*** RECORDED INFORMATION ***

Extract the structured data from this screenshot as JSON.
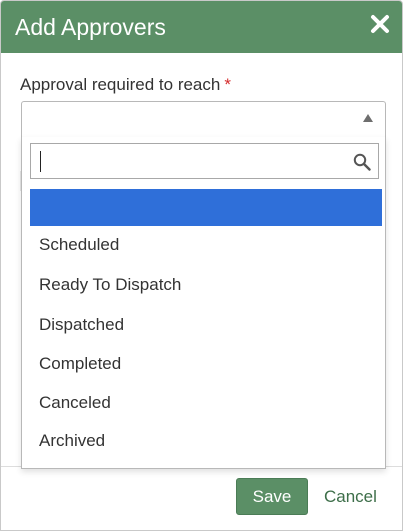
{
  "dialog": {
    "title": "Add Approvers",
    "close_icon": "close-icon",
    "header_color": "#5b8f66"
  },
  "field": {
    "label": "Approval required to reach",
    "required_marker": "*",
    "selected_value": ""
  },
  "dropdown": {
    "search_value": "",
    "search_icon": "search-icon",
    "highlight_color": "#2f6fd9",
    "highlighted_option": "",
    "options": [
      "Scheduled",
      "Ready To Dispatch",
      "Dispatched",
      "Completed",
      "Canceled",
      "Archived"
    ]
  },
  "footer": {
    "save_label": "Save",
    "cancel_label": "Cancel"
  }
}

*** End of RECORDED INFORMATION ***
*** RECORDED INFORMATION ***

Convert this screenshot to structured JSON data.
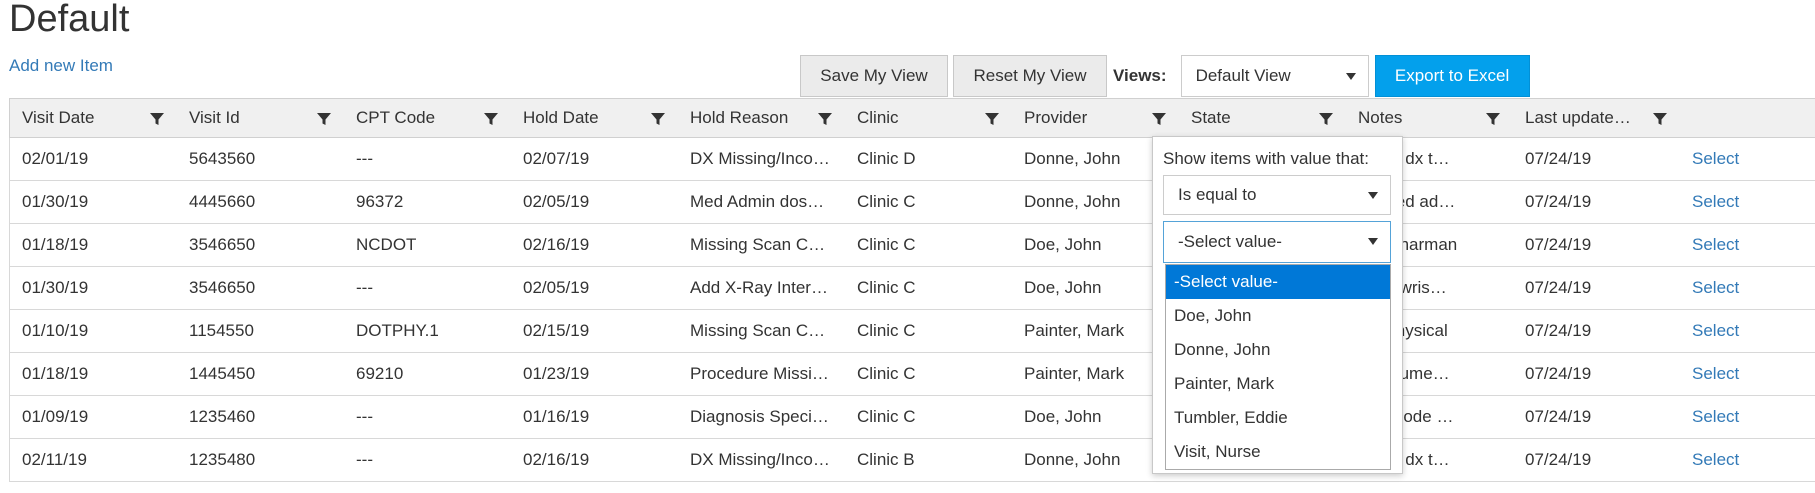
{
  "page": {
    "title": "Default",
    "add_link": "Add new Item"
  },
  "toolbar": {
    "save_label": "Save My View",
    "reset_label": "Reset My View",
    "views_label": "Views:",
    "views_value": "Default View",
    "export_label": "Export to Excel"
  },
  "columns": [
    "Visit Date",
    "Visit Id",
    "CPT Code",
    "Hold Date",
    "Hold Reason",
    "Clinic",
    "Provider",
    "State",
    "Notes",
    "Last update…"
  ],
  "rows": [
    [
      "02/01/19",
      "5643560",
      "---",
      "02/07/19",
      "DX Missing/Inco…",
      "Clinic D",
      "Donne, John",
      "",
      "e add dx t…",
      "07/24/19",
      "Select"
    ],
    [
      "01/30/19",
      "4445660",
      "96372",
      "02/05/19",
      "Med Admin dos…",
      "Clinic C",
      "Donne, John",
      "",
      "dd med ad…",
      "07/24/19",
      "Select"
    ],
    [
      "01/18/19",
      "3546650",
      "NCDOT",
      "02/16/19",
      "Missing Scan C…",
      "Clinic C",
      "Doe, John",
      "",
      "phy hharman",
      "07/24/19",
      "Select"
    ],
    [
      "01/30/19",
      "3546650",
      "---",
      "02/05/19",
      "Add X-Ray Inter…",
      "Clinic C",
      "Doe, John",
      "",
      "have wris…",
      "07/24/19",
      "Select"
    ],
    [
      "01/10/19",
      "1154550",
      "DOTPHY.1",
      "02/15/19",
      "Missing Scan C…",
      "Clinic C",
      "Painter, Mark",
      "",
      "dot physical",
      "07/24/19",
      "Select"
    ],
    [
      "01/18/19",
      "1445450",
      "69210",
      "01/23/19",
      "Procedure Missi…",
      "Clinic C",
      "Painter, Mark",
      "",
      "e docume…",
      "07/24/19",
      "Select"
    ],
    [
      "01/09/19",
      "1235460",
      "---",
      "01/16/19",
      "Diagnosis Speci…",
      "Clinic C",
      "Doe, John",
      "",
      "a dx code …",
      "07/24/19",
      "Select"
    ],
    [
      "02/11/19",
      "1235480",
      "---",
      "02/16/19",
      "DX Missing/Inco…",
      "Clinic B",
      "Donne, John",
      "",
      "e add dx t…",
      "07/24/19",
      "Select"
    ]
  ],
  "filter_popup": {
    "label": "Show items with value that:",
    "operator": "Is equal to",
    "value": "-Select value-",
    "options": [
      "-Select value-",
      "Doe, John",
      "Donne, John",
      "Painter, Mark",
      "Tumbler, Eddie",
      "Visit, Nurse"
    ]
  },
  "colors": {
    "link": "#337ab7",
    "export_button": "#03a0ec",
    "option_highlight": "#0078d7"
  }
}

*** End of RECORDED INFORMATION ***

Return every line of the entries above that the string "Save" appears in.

    "save_label": "Save",
    "save_label": "Save My View",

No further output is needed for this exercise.